### [Exercise]
Give back every line of the material exactly. Skip the pictures.
:: Data supplied ::
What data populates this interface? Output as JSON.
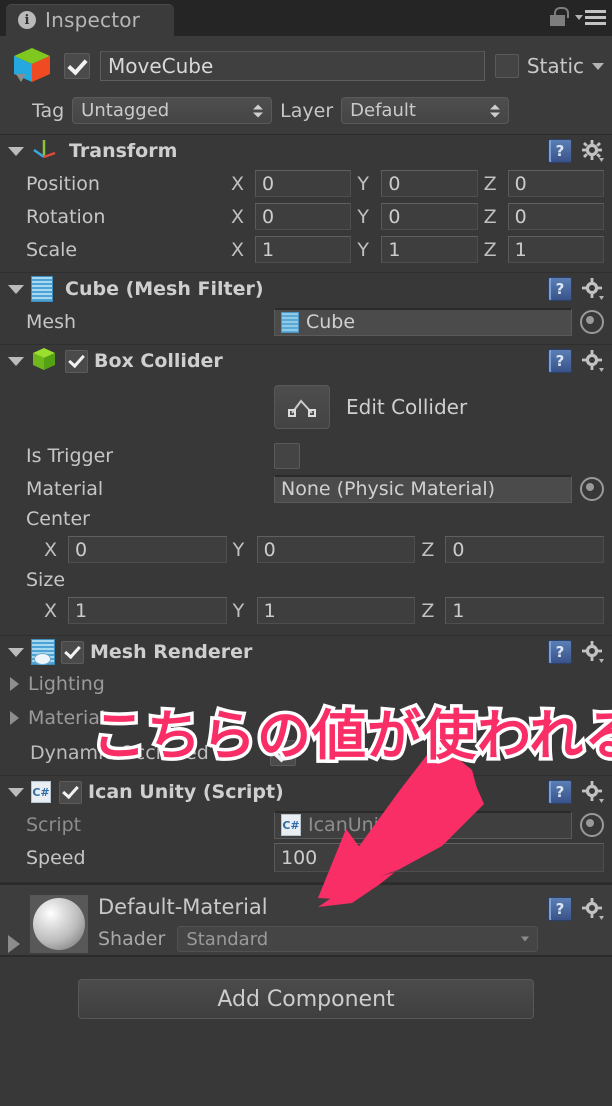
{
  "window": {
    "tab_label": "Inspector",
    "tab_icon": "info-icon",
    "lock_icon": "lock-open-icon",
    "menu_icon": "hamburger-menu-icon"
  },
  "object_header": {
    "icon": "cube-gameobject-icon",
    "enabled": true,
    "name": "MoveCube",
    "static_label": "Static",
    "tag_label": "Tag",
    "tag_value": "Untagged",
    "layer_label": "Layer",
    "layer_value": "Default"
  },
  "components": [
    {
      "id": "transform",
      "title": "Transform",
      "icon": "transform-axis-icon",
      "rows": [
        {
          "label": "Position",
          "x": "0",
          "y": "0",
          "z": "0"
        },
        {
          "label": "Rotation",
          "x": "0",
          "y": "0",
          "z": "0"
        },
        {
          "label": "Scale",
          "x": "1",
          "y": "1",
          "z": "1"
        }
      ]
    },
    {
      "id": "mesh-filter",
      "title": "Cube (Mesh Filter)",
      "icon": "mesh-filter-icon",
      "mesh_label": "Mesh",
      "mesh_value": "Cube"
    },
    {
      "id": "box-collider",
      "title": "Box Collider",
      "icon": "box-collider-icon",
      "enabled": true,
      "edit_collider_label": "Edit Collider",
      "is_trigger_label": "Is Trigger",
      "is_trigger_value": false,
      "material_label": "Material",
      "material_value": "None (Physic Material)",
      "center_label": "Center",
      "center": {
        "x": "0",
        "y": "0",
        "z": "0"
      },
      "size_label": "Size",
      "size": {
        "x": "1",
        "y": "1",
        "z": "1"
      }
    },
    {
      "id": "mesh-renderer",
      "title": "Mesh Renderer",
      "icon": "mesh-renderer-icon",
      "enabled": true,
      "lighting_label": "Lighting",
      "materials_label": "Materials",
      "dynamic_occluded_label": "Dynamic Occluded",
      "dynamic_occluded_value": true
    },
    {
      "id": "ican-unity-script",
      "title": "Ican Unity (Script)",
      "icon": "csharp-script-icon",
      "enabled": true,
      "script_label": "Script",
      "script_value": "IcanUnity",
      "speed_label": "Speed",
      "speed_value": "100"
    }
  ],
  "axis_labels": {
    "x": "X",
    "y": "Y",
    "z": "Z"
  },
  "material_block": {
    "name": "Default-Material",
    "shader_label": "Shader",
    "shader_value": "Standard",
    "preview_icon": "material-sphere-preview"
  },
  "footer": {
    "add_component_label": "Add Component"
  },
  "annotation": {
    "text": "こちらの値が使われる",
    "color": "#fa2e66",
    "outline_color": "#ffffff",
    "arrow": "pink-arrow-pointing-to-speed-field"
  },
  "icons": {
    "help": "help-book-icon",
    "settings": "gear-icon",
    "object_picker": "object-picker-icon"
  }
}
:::
### [Task answer]
What data populates this interface? Output as JSON.
{
  "window": {
    "tab_label": "Inspector",
    "tab_icon": "info-icon",
    "lock_icon": "lock-open-icon",
    "menu_icon": "hamburger-menu-icon"
  },
  "object_header": {
    "icon": "cube-gameobject-icon",
    "enabled": true,
    "name": "MoveCube",
    "static_label": "Static",
    "tag_label": "Tag",
    "tag_value": "Untagged",
    "layer_label": "Layer",
    "layer_value": "Default"
  },
  "components": [
    {
      "id": "transform",
      "title": "Transform",
      "icon": "transform-axis-icon",
      "rows": [
        {
          "label": "Position",
          "x": "0",
          "y": "0",
          "z": "0"
        },
        {
          "label": "Rotation",
          "x": "0",
          "y": "0",
          "z": "0"
        },
        {
          "label": "Scale",
          "x": "1",
          "y": "1",
          "z": "1"
        }
      ]
    },
    {
      "id": "mesh-filter",
      "title": "Cube (Mesh Filter)",
      "icon": "mesh-filter-icon",
      "mesh_label": "Mesh",
      "mesh_value": "Cube"
    },
    {
      "id": "box-collider",
      "title": "Box Collider",
      "icon": "box-collider-icon",
      "enabled": true,
      "edit_collider_label": "Edit Collider",
      "is_trigger_label": "Is Trigger",
      "is_trigger_value": false,
      "material_label": "Material",
      "material_value": "None (Physic Material)",
      "center_label": "Center",
      "center": {
        "x": "0",
        "y": "0",
        "z": "0"
      },
      "size_label": "Size",
      "size": {
        "x": "1",
        "y": "1",
        "z": "1"
      }
    },
    {
      "id": "mesh-renderer",
      "title": "Mesh Renderer",
      "icon": "mesh-renderer-icon",
      "enabled": true,
      "lighting_label": "Lighting",
      "materials_label": "Materials",
      "dynamic_occluded_label": "Dynamic Occluded",
      "dynamic_occluded_value": true
    },
    {
      "id": "ican-unity-script",
      "title": "Ican Unity (Script)",
      "icon": "csharp-script-icon",
      "enabled": true,
      "script_label": "Script",
      "script_value": "IcanUnity",
      "speed_label": "Speed",
      "speed_value": "100"
    }
  ],
  "axis_labels": {
    "x": "X",
    "y": "Y",
    "z": "Z"
  },
  "material_block": {
    "name": "Default-Material",
    "shader_label": "Shader",
    "shader_value": "Standard",
    "preview_icon": "material-sphere-preview"
  },
  "footer": {
    "add_component_label": "Add Component"
  },
  "annotation": {
    "text": "こちらの値が使われる",
    "color": "#fa2e66",
    "outline_color": "#ffffff",
    "arrow": "pink-arrow-pointing-to-speed-field"
  },
  "icons": {
    "help": "help-book-icon",
    "settings": "gear-icon",
    "object_picker": "object-picker-icon"
  }
}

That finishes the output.